     Does this all make Henry complex? Or just piously wishy-washy? He is no doubt pious. Does Shakespeare admire Henry? Maybe. He’s quite gentle with him. But these plays, we should realise, are not about Henry. They are about what Jan Kott calls ‘the Great Mechanism…a great staircase on which there treads a constant procession of kings. Every step upwards is marked by murder, perfidy, treachery. Every step brings the throne nearer. Another step and the crown will fall…From the highest step there is only a leap into the abyss. The monarchs change. But all of them – good and bad, brave and cowardly, vile or noble, naïve and cynical – tread on the steps that are always the same’ (Kott, pages10-11).
     In this cynical but accurate description of the historical process Henry scarcely emerges as just an unfortunate individual born into the wrong role. Actually the historical Henry founded Eton, Cambridge, Oxford and other colleges for which we are grateful and this proves that he wasn’t so wishy-washy. But in these plays he stumbles on the steps of kings, piteously pious Holy Henry. We can but hope his holiness gives him comfort.

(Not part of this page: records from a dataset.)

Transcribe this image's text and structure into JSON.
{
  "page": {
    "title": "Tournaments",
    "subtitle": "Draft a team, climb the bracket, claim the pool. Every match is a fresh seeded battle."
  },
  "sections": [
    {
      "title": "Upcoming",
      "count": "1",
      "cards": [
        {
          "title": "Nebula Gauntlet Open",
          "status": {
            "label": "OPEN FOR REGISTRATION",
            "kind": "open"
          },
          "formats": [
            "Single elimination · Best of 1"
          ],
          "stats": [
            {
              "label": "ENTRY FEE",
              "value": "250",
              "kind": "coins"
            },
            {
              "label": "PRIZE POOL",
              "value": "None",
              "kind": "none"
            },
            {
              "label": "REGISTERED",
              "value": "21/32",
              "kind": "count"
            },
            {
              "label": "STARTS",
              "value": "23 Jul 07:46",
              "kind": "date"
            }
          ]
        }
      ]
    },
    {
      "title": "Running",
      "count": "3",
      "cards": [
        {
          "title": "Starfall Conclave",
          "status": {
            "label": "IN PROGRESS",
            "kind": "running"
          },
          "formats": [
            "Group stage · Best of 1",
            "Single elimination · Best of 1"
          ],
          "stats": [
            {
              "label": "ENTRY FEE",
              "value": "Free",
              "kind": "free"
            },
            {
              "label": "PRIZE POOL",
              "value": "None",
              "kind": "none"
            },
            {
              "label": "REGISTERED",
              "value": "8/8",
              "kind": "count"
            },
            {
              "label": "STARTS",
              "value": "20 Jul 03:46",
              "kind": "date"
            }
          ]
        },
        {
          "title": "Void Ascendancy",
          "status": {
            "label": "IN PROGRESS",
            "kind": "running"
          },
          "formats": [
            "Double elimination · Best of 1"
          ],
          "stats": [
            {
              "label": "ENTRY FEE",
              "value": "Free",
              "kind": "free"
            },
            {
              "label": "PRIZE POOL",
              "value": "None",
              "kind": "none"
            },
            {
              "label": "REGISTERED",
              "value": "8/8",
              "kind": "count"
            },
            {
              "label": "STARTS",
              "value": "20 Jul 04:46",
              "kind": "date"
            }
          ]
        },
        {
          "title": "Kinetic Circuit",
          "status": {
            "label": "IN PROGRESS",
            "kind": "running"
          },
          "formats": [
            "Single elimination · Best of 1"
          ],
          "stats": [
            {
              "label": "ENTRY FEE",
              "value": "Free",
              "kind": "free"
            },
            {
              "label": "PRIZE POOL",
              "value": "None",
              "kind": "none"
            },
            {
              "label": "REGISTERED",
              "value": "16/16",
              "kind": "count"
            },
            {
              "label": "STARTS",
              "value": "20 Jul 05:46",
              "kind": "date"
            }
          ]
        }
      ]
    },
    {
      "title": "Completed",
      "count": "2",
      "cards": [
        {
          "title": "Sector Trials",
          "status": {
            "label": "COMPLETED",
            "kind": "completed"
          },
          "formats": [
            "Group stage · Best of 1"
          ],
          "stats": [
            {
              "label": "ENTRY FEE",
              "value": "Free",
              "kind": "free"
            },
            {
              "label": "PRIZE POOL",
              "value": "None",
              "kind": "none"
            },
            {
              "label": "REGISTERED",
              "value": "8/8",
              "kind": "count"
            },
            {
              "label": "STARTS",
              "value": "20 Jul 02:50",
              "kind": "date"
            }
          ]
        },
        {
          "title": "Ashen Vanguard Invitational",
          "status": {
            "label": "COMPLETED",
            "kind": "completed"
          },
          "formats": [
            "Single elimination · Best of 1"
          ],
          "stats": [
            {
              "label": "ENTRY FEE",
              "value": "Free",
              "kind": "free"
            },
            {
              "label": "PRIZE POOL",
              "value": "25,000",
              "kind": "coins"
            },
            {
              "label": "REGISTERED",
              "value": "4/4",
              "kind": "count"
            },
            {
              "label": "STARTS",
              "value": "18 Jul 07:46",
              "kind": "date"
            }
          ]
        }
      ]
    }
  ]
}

Works cited:
  • William Shakespeare, the Complete Works, the RSC edition, 2007. Edited by Jonathan Bate and Eric Rasmussen
  • Kott, Jan. Shakespeare Our Contemporary. 

Films seen (the following is what I wrote the last time these films were seen but after this viewing I have no reason to change my assessment):
  • BBC, 1983. Director: Jane Howell. Cast: Joan - Brenda Blethyn; Talbot – Trevor Peacock; York – Bernard Hill; Warwick – Mark Wing-Davey.
    • Brenda Blethyn is great as the arrogant saucy Joan but less convincing as a tragic defiant figure. Trevor Peacock is appropriately macho and frustrated in a fittingly somewhat stupid bull-headed way.
  • 1983, BBC. Director: Jane Howell. Cast: Henry – Peter Benson; Margaret – Julia Foster; Gloucester – David Burke; Suffolk – Peter Chapman; Duchess of Gloucester – Anne Carroll.
    • The intro in the Norton edition calls the production ‘tepid’. I tend to agree but in spite of my complaints [about the interpretation of Margaret in my text ‘Margaret’s Marriage to Henry’], it's always very gripping to see. Shakespeare shines through no matter what. David Burke as Gloucester is best but Peter Benson is a convincing wimp.
  • 1983, BBC. Director: Jane Howell. Cast: Henry – Peter Benson; Margaret – Julia Foster; York - Bernard Hill; Warwick – Mark Wing-Davey; Edward – Brian Protheroe: Clarence – Paul Jesson; Richard of Gloucester – Ron Cook.
    • Confusing at times but generally well done. The York family is well acted.
  • I’m so looking forward to seeing the Hollow Crown production, to be shown this year, with Tom Sturridge and Sofie Okonedo as Henry and Margaret.

Seen on stage: No